Once that was done, Andy and Carson Wood of Habitat Environmental Services of Hampstead, hired by federation, set traps and removed fish and many turtles and frogs that had called the ponds home, relocating them to nearby suitable habitat.
With the ponds drained, workers used heavy equipment to muck out the basins, removing mud, vegetation and debris in preparation for planting.
When the mucking was complete, workers put in thousands of wetlands plants during the last full week of May 2016. Since then, the system has been the beneficiary of daily tidal flows from the creek, which flows into it through a culvert under Yaupon Drive.
Stormwater enters the smaller, upper (farthest from Deer Creek) of the two basins, on the Baptist church’s property, which was rebuilt to have sand and rock layers below the planted vegetation and serves as a bio-retention area, filtering as much of the pollutants as possible from the collected stormwater.
The water that remains flows, as a creek, to the larger basin on the Presbyterian property. Part of the system is a tidal salt marsh, flooded regularly by water from the creek, which connects to Bogue Sound. The goal, eventually, is to improve the water quality in Deer Creek and preserve the nearly pristine quality of that section of western Bogue Sound.
Dr. Weaver said other than the erosion caused by the pipe failure, the project has succeeded, with growth of the marsh vegetation perhaps even exceeding expectations.
“It’s been great,” she said of the growth. “And it has been working as it is supposed to.”
There are plenty of fish in the system, plus crabs, turtles and birds.
Mr. Ritchie, however, called it “a failure.” He insisted the silt is new, and said the federation should remove it.
Mr. Miller, however, said last week that the overall project actually averted a disaster for the creek.
“We removed more than 400 dump truck loads of silt and muck out of the ponds to create the salt marsh and wetlands that now exist on the original stream bed,” he said.
“If a storm ever washed over the road, and let this massive amount of silt escape, that would have been a real catastrophe for the creek downstream.
“We discovered that the old concrete pipe between the ponds had been placed on wood decades ago, and that wood had rotted away and caused the pipe to fail,” Mr. Miller said.

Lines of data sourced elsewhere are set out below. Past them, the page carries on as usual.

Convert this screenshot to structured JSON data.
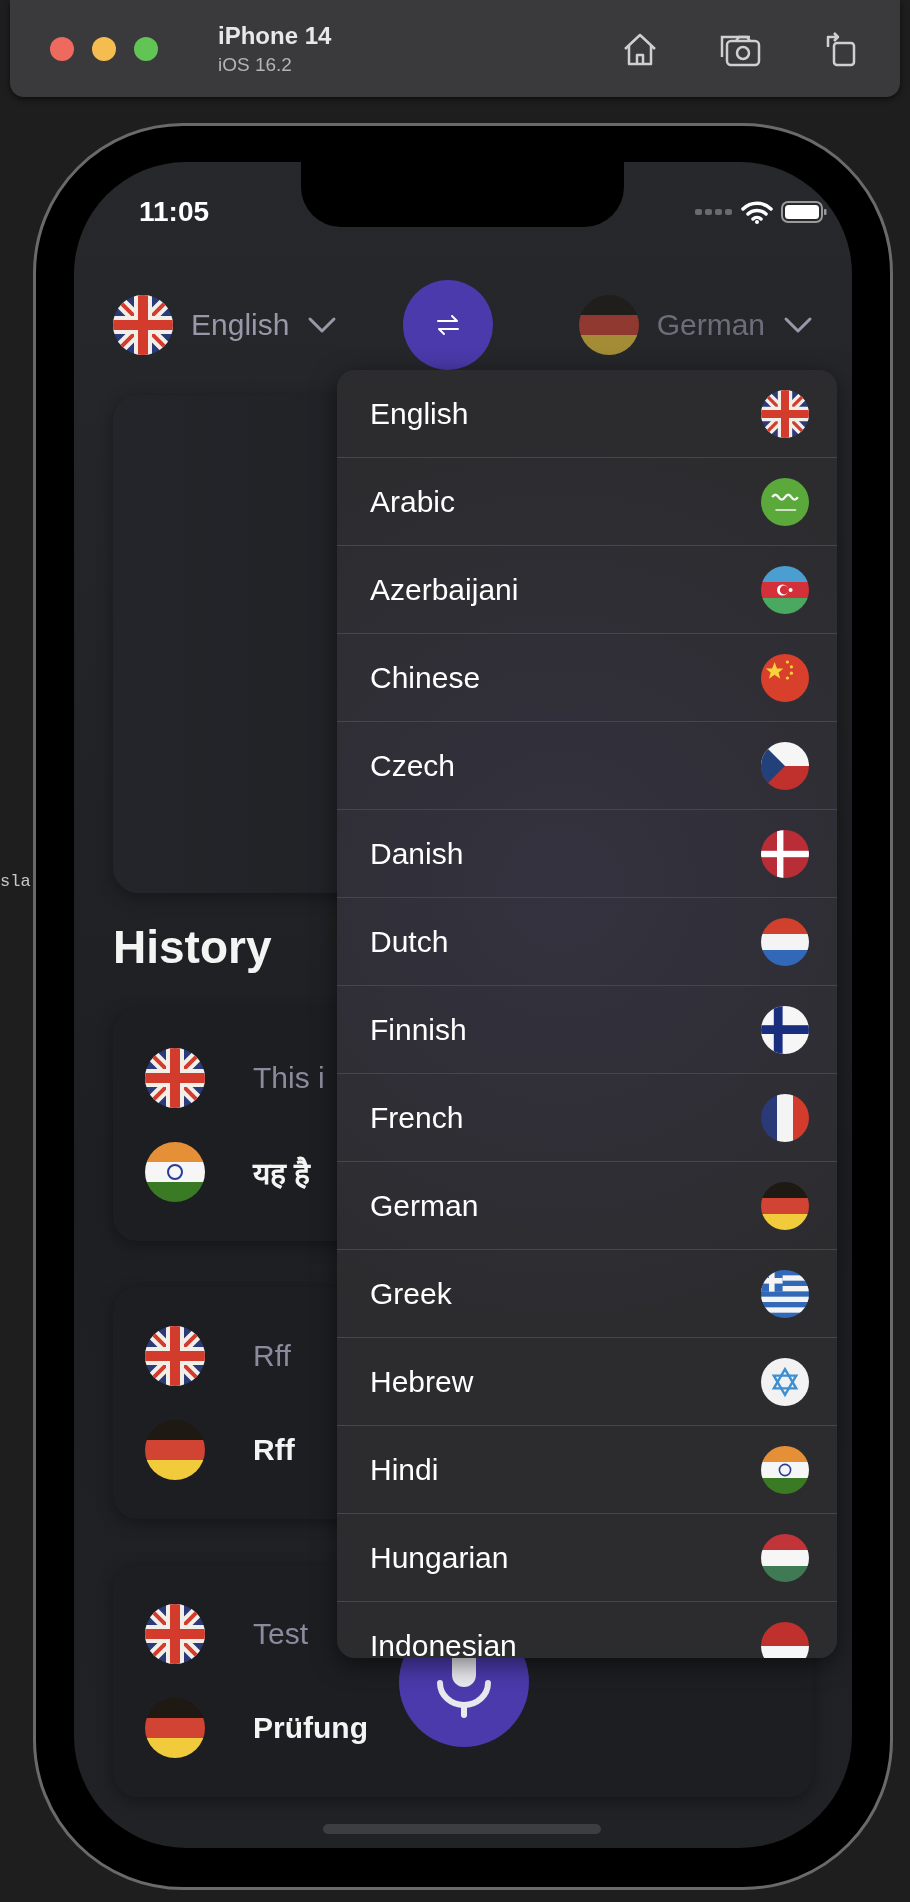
{
  "editor_behind": {
    "code_fragment": "sla"
  },
  "simulator": {
    "device": "iPhone 14",
    "os": "iOS 16.2"
  },
  "status_bar": {
    "time": "11:05"
  },
  "language_bar": {
    "source": {
      "label": "English",
      "flag": {
        "kind": "gb"
      },
      "pressed": false
    },
    "target": {
      "label": "German",
      "flag": {
        "kind": "de"
      },
      "pressed": true
    }
  },
  "history": {
    "title": "History",
    "entries": [
      {
        "source": {
          "flag": {
            "kind": "gb"
          },
          "text": "This i"
        },
        "target": {
          "flag": {
            "kind": "in"
          },
          "text": "यह है"
        }
      },
      {
        "source": {
          "flag": {
            "kind": "gb"
          },
          "text": "Rff"
        },
        "target": {
          "flag": {
            "kind": "de"
          },
          "text": "Rff"
        }
      },
      {
        "source": {
          "flag": {
            "kind": "gb"
          },
          "text": "Test"
        },
        "target": {
          "flag": {
            "kind": "de"
          },
          "text": "Prüfung"
        }
      }
    ]
  },
  "language_menu": {
    "items": [
      {
        "label": "English",
        "flag": {
          "kind": "gb"
        }
      },
      {
        "label": "Arabic",
        "flag": {
          "kind": "sa"
        }
      },
      {
        "label": "Azerbaijani",
        "flag": {
          "kind": "az"
        }
      },
      {
        "label": "Chinese",
        "flag": {
          "kind": "cn"
        }
      },
      {
        "label": "Czech",
        "flag": {
          "kind": "cz"
        }
      },
      {
        "label": "Danish",
        "flag": {
          "kind": "dk"
        }
      },
      {
        "label": "Dutch",
        "flag": {
          "kind": "nl"
        }
      },
      {
        "label": "Finnish",
        "flag": {
          "kind": "fi"
        }
      },
      {
        "label": "French",
        "flag": {
          "kind": "fr"
        }
      },
      {
        "label": "German",
        "flag": {
          "kind": "de"
        }
      },
      {
        "label": "Greek",
        "flag": {
          "kind": "gr"
        }
      },
      {
        "label": "Hebrew",
        "flag": {
          "kind": "il"
        }
      },
      {
        "label": "Hindi",
        "flag": {
          "kind": "in"
        }
      },
      {
        "label": "Hungarian",
        "flag": {
          "kind": "hu"
        }
      },
      {
        "label": "Indonesian",
        "flag": {
          "kind": "id"
        }
      }
    ]
  }
}
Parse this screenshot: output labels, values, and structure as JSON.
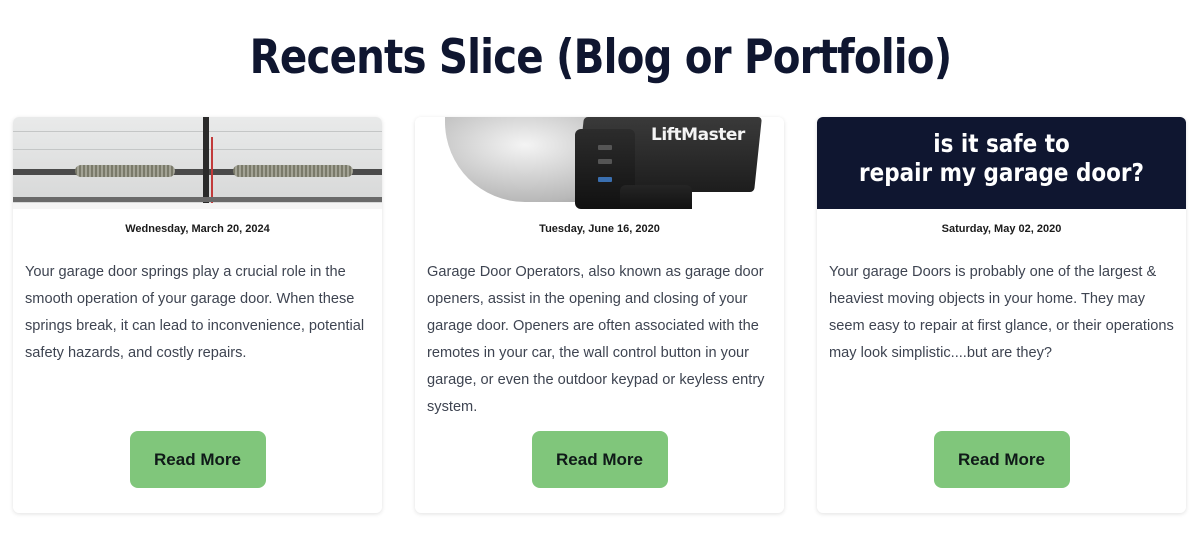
{
  "section": {
    "title": "Recents Slice (Blog or Portfolio)"
  },
  "cards": [
    {
      "date": "Wednesday, March 20, 2024",
      "excerpt": "Your garage door springs play a crucial role in the smooth operation of your garage door. When these springs break, it can lead to inconvenience, potential safety hazards, and costly repairs.",
      "button_label": "Read More"
    },
    {
      "date": "Tuesday, June 16, 2020",
      "excerpt": "Garage Door Operators, also known as garage door openers, assist in the opening and closing of your garage door. Openers are often associated with the remotes in your car, the wall control button in your garage, or even the outdoor keypad or keyless entry system.",
      "button_label": "Read More",
      "image_brand_text": "LiftMaster"
    },
    {
      "date": "Saturday, May 02, 2020",
      "excerpt": "Your garage Doors is probably one of the largest & heaviest moving objects in your home. They may seem easy to repair at first glance, or their operations may look simplistic....but are they?",
      "button_label": "Read More",
      "image_text_line1": "is it safe to",
      "image_text_line2": "repair my garage door?"
    }
  ],
  "colors": {
    "title": "#0f1630",
    "button": "#80c67b",
    "banner_bg": "#0f1630"
  }
}
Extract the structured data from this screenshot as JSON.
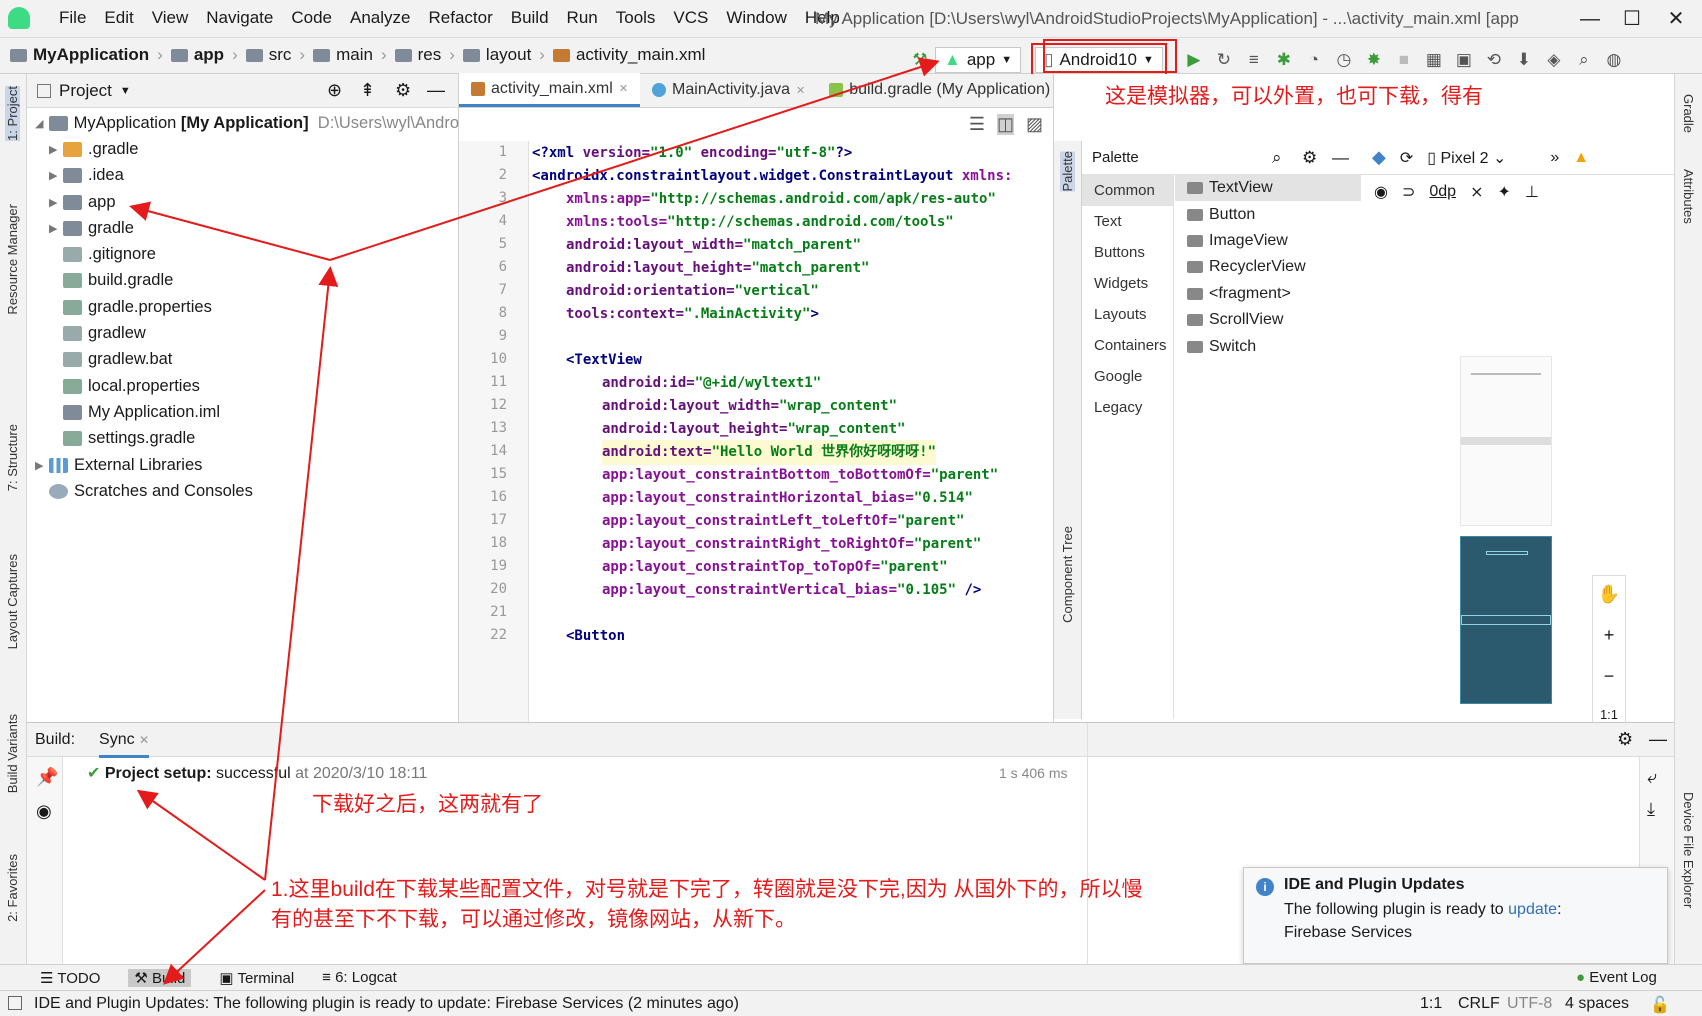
{
  "app": {
    "menus": [
      "File",
      "Edit",
      "View",
      "Navigate",
      "Code",
      "Analyze",
      "Refactor",
      "Build",
      "Run",
      "Tools",
      "VCS",
      "Window",
      "Help"
    ],
    "title": "My Application [D:\\Users\\wyl\\AndroidStudioProjects\\MyApplication] - ...\\activity_main.xml [app"
  },
  "nav": {
    "crumbs": [
      "MyApplication",
      "app",
      "src",
      "main",
      "res",
      "layout",
      "activity_main.xml"
    ],
    "run_config": "app",
    "device": "Android10"
  },
  "left_strip": [
    "1: Project",
    "Resource Manager",
    "7: Structure",
    "Layout Captures",
    "Build Variants",
    "2: Favorites"
  ],
  "right_strip": [
    "Gradle",
    "Attributes",
    "Device File Explorer"
  ],
  "project": {
    "title": "Project",
    "root": "MyApplication",
    "root_bold": "[My Application]",
    "root_path": "D:\\Users\\wyl\\Andro",
    "items": [
      ".gradle",
      ".idea",
      "app",
      "gradle",
      ".gitignore",
      "build.gradle",
      "gradle.properties",
      "gradlew",
      "gradlew.bat",
      "local.properties",
      "My Application.iml",
      "settings.gradle"
    ],
    "external": "External Libraries",
    "scratches": "Scratches and Consoles"
  },
  "editor": {
    "tabs": [
      "activity_main.xml",
      "MainActivity.java",
      "build.gradle (My Application)"
    ],
    "line_numbers": [
      "1",
      "2",
      "3",
      "4",
      "5",
      "6",
      "7",
      "8",
      "9",
      "10",
      "11",
      "12",
      "13",
      "14",
      "15",
      "16",
      "17",
      "18",
      "19",
      "20",
      "21",
      "22"
    ]
  },
  "palette": {
    "title": "Palette",
    "categories": [
      "Common",
      "Text",
      "Buttons",
      "Widgets",
      "Layouts",
      "Containers",
      "Google",
      "Legacy"
    ],
    "items": [
      "TextView",
      "Button",
      "ImageView",
      "RecyclerView",
      "<fragment>",
      "ScrollView",
      "Switch"
    ],
    "side_label": "Palette",
    "tree_label": "Component Tree"
  },
  "preview": {
    "device": "Pixel 2",
    "dp": "0dp",
    "zoom": "1:1"
  },
  "build": {
    "label": "Build:",
    "tab": "Sync",
    "status_bold": "Project setup:",
    "status": "successful",
    "time": "at 2020/3/10 18:11",
    "duration": "1 s 406 ms"
  },
  "annotations": {
    "emulator": "这是模拟器，可以外置，也可下载，得有",
    "done": "下载好之后，这两就有了",
    "explain1": "1.这里build在下载某些配置文件，对号就是下完了，转圈就是没下完,因为 从国外下的，所以慢",
    "explain2": "有的甚至下不下载，可以通过修改，镜像网站，从新下。"
  },
  "notification": {
    "title": "IDE and Plugin Updates",
    "text": "The following plugin is ready to",
    "link": "update",
    "suffix": ":",
    "plugin": "Firebase Services"
  },
  "bottom_tabs": [
    "TODO",
    "Build",
    "Terminal",
    "6: Logcat"
  ],
  "event_log": "Event Log",
  "status": {
    "message": "IDE and Plugin Updates: The following plugin is ready to update: Firebase Services (2 minutes ago)",
    "pos": "1:1",
    "crlf": "CRLF",
    "enc": "UTF-8",
    "indent": "4 spaces"
  },
  "colors": {
    "accent": "#4083c9",
    "annotation": "#e31b1b",
    "success": "#3c9c3c"
  }
}
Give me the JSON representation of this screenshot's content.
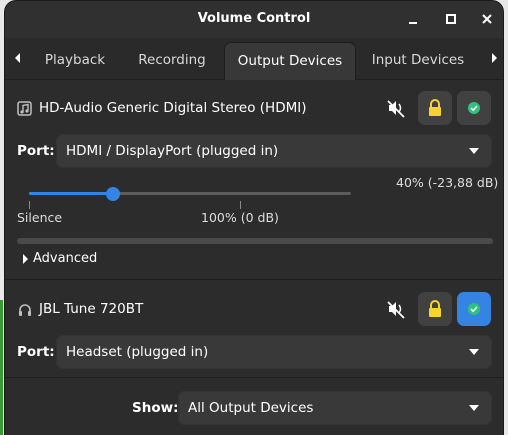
{
  "window": {
    "title": "Volume Control"
  },
  "tabs": [
    {
      "label": "Playback"
    },
    {
      "label": "Recording"
    },
    {
      "label": "Output Devices"
    },
    {
      "label": "Input Devices"
    }
  ],
  "active_tab": "Output Devices",
  "devices": [
    {
      "name": "HD-Audio Generic Digital Stereo (HDMI)",
      "icon": "music-note-icon",
      "port_label": "Port:",
      "port_value": "HDMI / DisplayPort (plugged in)",
      "volume_readout": "40% (-23,88 dB)",
      "volume_level_fraction": 0.26,
      "silence_label": "Silence",
      "hundred_label": "100% (0 dB)",
      "peak_meter_fraction": 0.0,
      "advanced_label": "Advanced",
      "muted": true,
      "locked": true,
      "is_default": false
    },
    {
      "name": "JBL Tune 720BT",
      "icon": "headphones-icon",
      "port_label": "Port:",
      "port_value": "Headset (plugged in)",
      "muted": true,
      "locked": true,
      "is_default": true
    }
  ],
  "footer": {
    "show_label": "Show:",
    "show_value": "All Output Devices"
  },
  "colors": {
    "accent": "#3584e4",
    "lock_yellow": "#f6d32d",
    "check_green": "#2ec27e",
    "window_bg": "#2c2c2c"
  }
}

“That has now been corrected with a new pipe, properly embedded on rock, and an emergency spillway as insurance, given all the new development that has occurred upstream since the original ponds were built.”
Contact Brad Rich at 252-864-1532; email Bradl@thenewstimes.com; or follow on Twitter @brichccnt.